TASK PROMPT. Repeat the entries that appear below, exactly as they are given.

EXERCISE MATERIAL.

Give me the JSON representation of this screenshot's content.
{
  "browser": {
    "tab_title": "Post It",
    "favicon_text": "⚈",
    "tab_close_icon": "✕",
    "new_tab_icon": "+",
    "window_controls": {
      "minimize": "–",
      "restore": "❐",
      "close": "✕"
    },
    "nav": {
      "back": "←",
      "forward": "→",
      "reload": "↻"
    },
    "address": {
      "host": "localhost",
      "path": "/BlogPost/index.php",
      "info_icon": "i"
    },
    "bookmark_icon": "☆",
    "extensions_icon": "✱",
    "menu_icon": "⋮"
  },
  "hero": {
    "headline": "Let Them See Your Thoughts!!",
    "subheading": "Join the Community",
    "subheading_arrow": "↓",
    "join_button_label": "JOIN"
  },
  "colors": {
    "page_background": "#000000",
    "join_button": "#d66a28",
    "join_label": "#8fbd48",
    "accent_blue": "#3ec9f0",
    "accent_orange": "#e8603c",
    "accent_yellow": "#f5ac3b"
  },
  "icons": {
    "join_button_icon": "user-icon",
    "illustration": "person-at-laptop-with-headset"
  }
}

REPLY.
Give me the JSON representation of this screenshot's content.
{
  "browser": {
    "tab_title": "Post It",
    "favicon_text": "⚈",
    "tab_close_icon": "✕",
    "new_tab_icon": "+",
    "window_controls": {
      "minimize": "–",
      "restore": "❐",
      "close": "✕"
    },
    "nav": {
      "back": "←",
      "forward": "→",
      "reload": "↻"
    },
    "address": {
      "host": "localhost",
      "path": "/BlogPost/index.php",
      "info_icon": "i"
    },
    "bookmark_icon": "☆",
    "extensions_icon": "✱",
    "menu_icon": "⋮"
  },
  "hero": {
    "headline": "Let Them See Your Thoughts!!",
    "subheading": "Join the Community",
    "subheading_arrow": "↓",
    "join_button_label": "JOIN"
  },
  "colors": {
    "page_background": "#000000",
    "join_button": "#d66a28",
    "join_label": "#8fbd48",
    "accent_blue": "#3ec9f0",
    "accent_orange": "#e8603c",
    "accent_yellow": "#f5ac3b"
  },
  "icons": {
    "join_button_icon": "user-icon",
    "illustration": "person-at-laptop-with-headset"
  }
}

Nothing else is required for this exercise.